"White" appears in how many lines of the entries? State only the number.

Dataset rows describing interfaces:
- Opening Delimiter -

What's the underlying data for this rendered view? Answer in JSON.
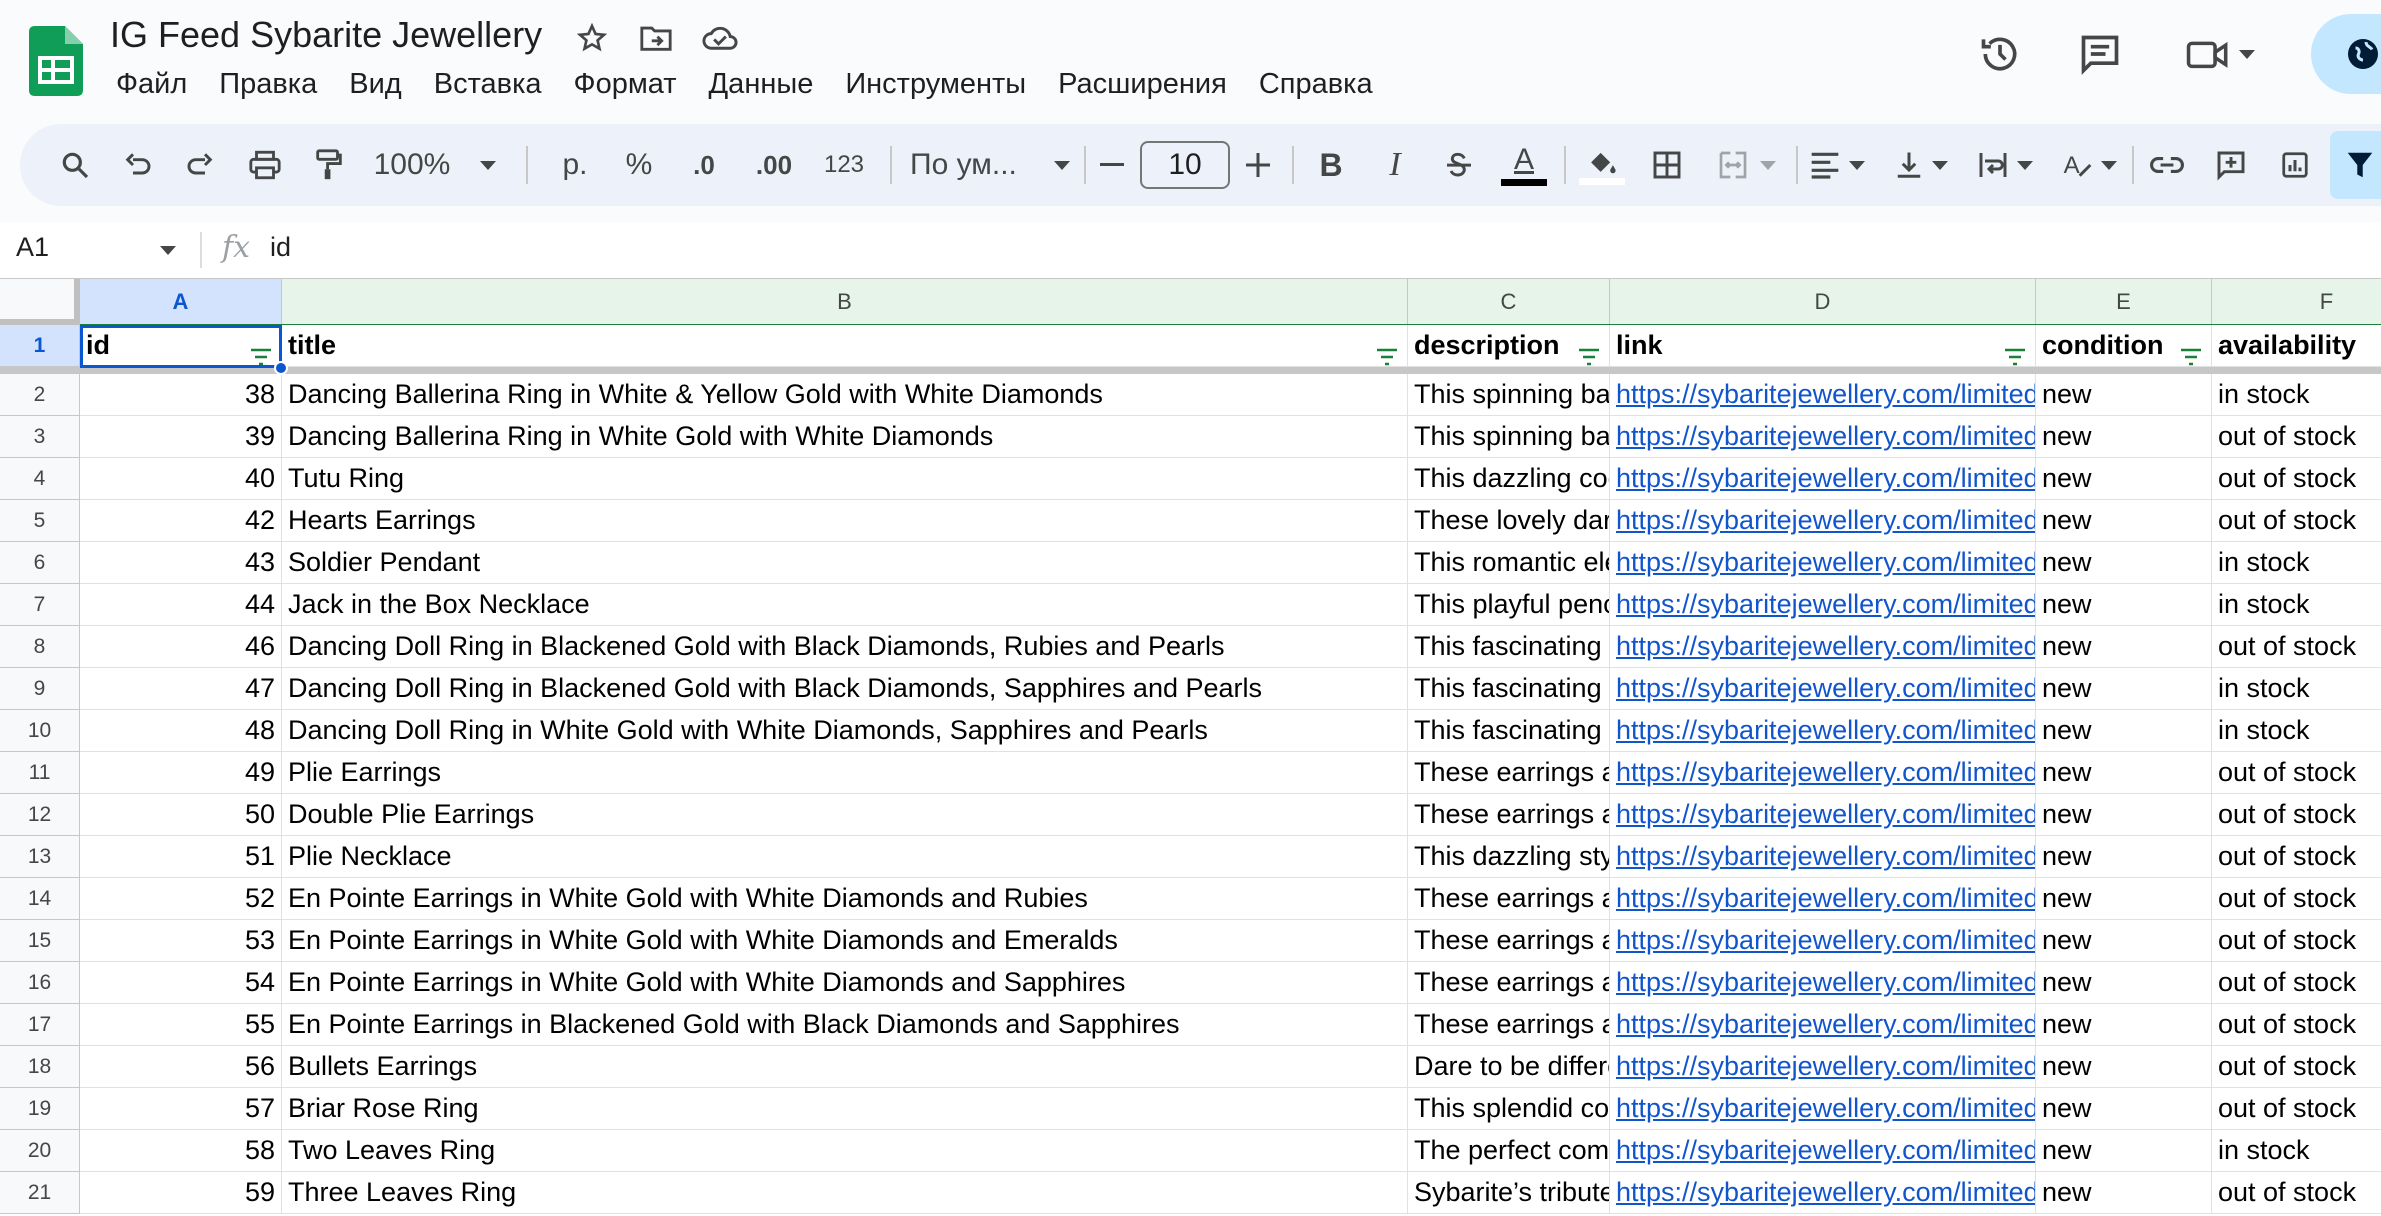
{
  "document": {
    "title": "IG Feed Sybarite Jewellery"
  },
  "menu": [
    "Файл",
    "Правка",
    "Вид",
    "Вставка",
    "Формат",
    "Данные",
    "Инструменты",
    "Расширения",
    "Справка"
  ],
  "toolbar": {
    "zoom": "100%",
    "currency": "р.",
    "percent": "%",
    "decrease_decimal": ".0",
    "increase_decimal": ".00",
    "number_format": "123",
    "font": "По ум...",
    "font_size": "10",
    "bold": "B",
    "italic": "I",
    "text_color_letter": "A",
    "text_color": "#000000"
  },
  "formula_bar": {
    "cell_ref": "A1",
    "fx": "fx",
    "value": "id"
  },
  "colors": {
    "accent": "#0b57d0",
    "link": "#1155cc",
    "filter_green": "#188038",
    "logo_green": "#0f9d58"
  },
  "grid": {
    "columns": [
      "A",
      "B",
      "C",
      "D",
      "E",
      "F"
    ],
    "headers": [
      "id",
      "title",
      "description",
      "link",
      "condition",
      "availability"
    ],
    "row_numbers": [
      "1",
      "2",
      "3",
      "4",
      "5",
      "6",
      "7",
      "8",
      "9",
      "10",
      "11",
      "12",
      "13",
      "14",
      "15",
      "16",
      "17",
      "18",
      "19",
      "20",
      "21"
    ],
    "rows": [
      [
        "38",
        "Dancing Ballerina Ring in White & Yellow Gold with White Diamonds",
        "This spinning ba",
        "https://sybaritejewellery.com/limited",
        "new",
        "in stock"
      ],
      [
        "39",
        "Dancing Ballerina Ring in White Gold with White Diamonds",
        "This spinning ba",
        "https://sybaritejewellery.com/limited",
        "new",
        "out of stock"
      ],
      [
        "40",
        "Tutu Ring",
        "This dazzling coc",
        "https://sybaritejewellery.com/limited",
        "new",
        "out of stock"
      ],
      [
        "42",
        "Hearts Earrings",
        "These lovely dar",
        "https://sybaritejewellery.com/limited",
        "new",
        "out of stock"
      ],
      [
        "43",
        "Soldier Pendant",
        "This romantic ele",
        "https://sybaritejewellery.com/limited",
        "new",
        "in stock"
      ],
      [
        "44",
        "Jack in the Box Necklace",
        "This playful penc",
        "https://sybaritejewellery.com/limited",
        "new",
        "in stock"
      ],
      [
        "46",
        "Dancing Doll Ring in Blackened Gold with Black Diamonds, Rubies and Pearls",
        "This fascinating",
        "https://sybaritejewellery.com/limited",
        "new",
        "out of stock"
      ],
      [
        "47",
        "Dancing Doll Ring in Blackened Gold with Black Diamonds, Sapphires and Pearls",
        "This fascinating",
        "https://sybaritejewellery.com/limited",
        "new",
        "in stock"
      ],
      [
        "48",
        "Dancing Doll Ring in White Gold with White Diamonds, Sapphires and Pearls",
        "This fascinating",
        "https://sybaritejewellery.com/limited",
        "new",
        "in stock"
      ],
      [
        "49",
        "Plie Earrings",
        "These earrings a",
        "https://sybaritejewellery.com/limited",
        "new",
        "out of stock"
      ],
      [
        "50",
        "Double Plie Earrings",
        "These earrings a",
        "https://sybaritejewellery.com/limited",
        "new",
        "out of stock"
      ],
      [
        "51",
        "Plie Necklace",
        "This dazzling sty",
        "https://sybaritejewellery.com/limited",
        "new",
        "out of stock"
      ],
      [
        "52",
        "En Pointe Earrings in White Gold with White Diamonds and Rubies",
        "These earrings a",
        "https://sybaritejewellery.com/limited",
        "new",
        "out of stock"
      ],
      [
        "53",
        "En Pointe Earrings in White Gold with White Diamonds and Emeralds",
        "These earrings a",
        "https://sybaritejewellery.com/limited",
        "new",
        "out of stock"
      ],
      [
        "54",
        "En Pointe Earrings in White Gold with White Diamonds and Sapphires",
        "These earrings a",
        "https://sybaritejewellery.com/limited",
        "new",
        "out of stock"
      ],
      [
        "55",
        "En Pointe Earrings in Blackened Gold with Black Diamonds and Sapphires",
        "These earrings a",
        "https://sybaritejewellery.com/limited",
        "new",
        "out of stock"
      ],
      [
        "56",
        "Bullets Earrings",
        "Dare to be differe",
        "https://sybaritejewellery.com/limited",
        "new",
        "out of stock"
      ],
      [
        "57",
        "Briar Rose Ring",
        "This splendid co",
        "https://sybaritejewellery.com/limited",
        "new",
        "out of stock"
      ],
      [
        "58",
        "Two Leaves Ring",
        "The perfect com",
        "https://sybaritejewellery.com/limited",
        "new",
        "in stock"
      ],
      [
        "59",
        "Three Leaves Ring",
        "Sybarite’s tribute",
        "https://sybaritejewellery.com/limited",
        "new",
        "out of stock"
      ]
    ]
  }
}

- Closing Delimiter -

» Your response
6